[Items listed in a dataset]
<<<<

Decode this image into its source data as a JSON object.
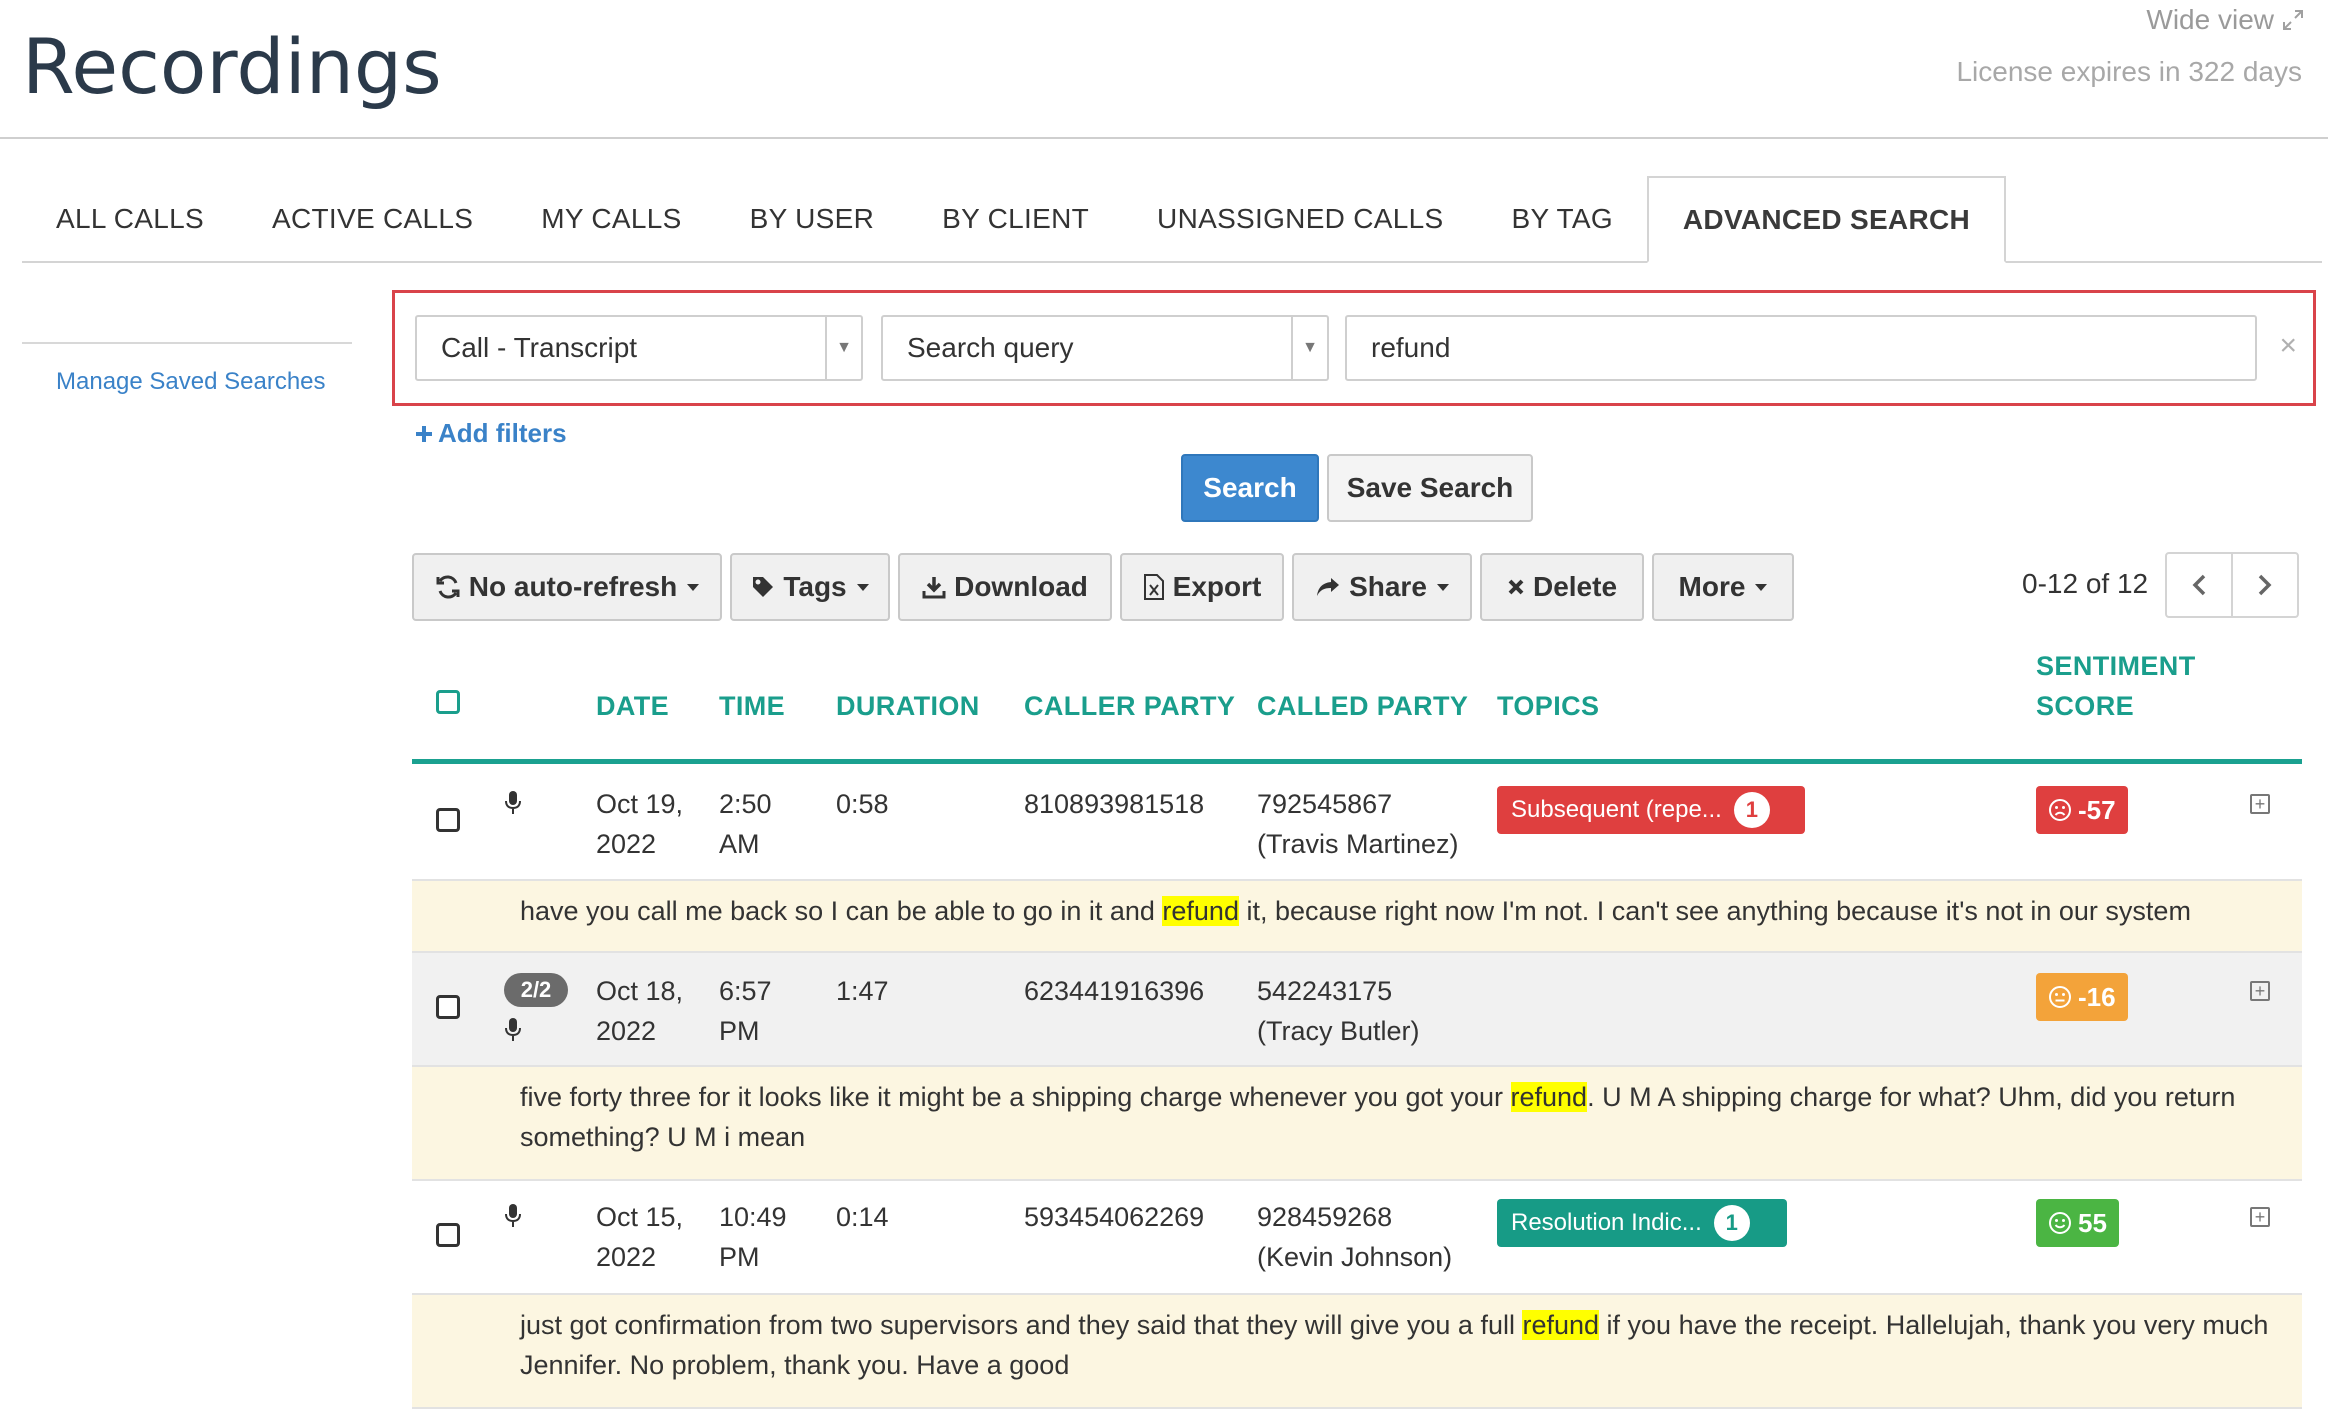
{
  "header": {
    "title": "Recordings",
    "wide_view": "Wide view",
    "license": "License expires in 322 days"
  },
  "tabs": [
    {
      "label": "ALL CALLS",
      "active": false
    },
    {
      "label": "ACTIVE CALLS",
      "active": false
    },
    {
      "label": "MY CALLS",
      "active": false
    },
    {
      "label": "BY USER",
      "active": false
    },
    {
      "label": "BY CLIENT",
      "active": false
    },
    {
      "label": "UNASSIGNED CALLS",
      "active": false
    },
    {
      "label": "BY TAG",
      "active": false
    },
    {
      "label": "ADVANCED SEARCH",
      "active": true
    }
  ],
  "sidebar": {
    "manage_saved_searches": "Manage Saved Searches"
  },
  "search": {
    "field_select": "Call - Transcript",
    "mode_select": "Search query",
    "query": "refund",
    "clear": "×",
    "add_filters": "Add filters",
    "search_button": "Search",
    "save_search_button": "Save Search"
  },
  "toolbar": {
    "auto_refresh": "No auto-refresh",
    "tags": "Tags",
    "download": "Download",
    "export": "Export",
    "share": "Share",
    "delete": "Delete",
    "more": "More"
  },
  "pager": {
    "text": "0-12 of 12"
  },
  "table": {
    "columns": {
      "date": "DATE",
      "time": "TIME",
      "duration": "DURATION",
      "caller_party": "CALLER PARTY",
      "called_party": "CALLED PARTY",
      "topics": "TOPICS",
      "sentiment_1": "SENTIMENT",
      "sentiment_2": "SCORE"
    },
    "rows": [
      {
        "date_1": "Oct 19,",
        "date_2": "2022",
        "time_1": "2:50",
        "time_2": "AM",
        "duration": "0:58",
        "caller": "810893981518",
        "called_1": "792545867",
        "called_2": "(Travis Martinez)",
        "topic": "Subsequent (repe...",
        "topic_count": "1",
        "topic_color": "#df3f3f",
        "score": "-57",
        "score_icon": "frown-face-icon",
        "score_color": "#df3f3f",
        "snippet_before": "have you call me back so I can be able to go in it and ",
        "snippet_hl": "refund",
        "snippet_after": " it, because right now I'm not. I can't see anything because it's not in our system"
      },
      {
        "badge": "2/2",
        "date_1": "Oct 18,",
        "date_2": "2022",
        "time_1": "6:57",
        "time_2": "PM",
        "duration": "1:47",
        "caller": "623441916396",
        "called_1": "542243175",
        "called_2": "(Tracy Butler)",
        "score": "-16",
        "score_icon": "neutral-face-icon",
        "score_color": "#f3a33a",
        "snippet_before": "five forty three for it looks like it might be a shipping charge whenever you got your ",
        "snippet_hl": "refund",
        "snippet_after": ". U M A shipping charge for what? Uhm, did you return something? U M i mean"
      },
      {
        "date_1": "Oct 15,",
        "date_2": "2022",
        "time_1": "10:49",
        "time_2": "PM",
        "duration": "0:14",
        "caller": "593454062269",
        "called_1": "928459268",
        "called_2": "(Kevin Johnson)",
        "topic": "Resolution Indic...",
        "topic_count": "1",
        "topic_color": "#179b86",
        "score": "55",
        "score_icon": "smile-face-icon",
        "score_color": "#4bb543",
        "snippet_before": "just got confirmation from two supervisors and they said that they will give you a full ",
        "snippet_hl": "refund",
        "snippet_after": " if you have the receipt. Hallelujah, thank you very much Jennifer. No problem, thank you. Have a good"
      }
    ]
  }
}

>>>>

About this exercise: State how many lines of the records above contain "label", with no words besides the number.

Output of the task: 8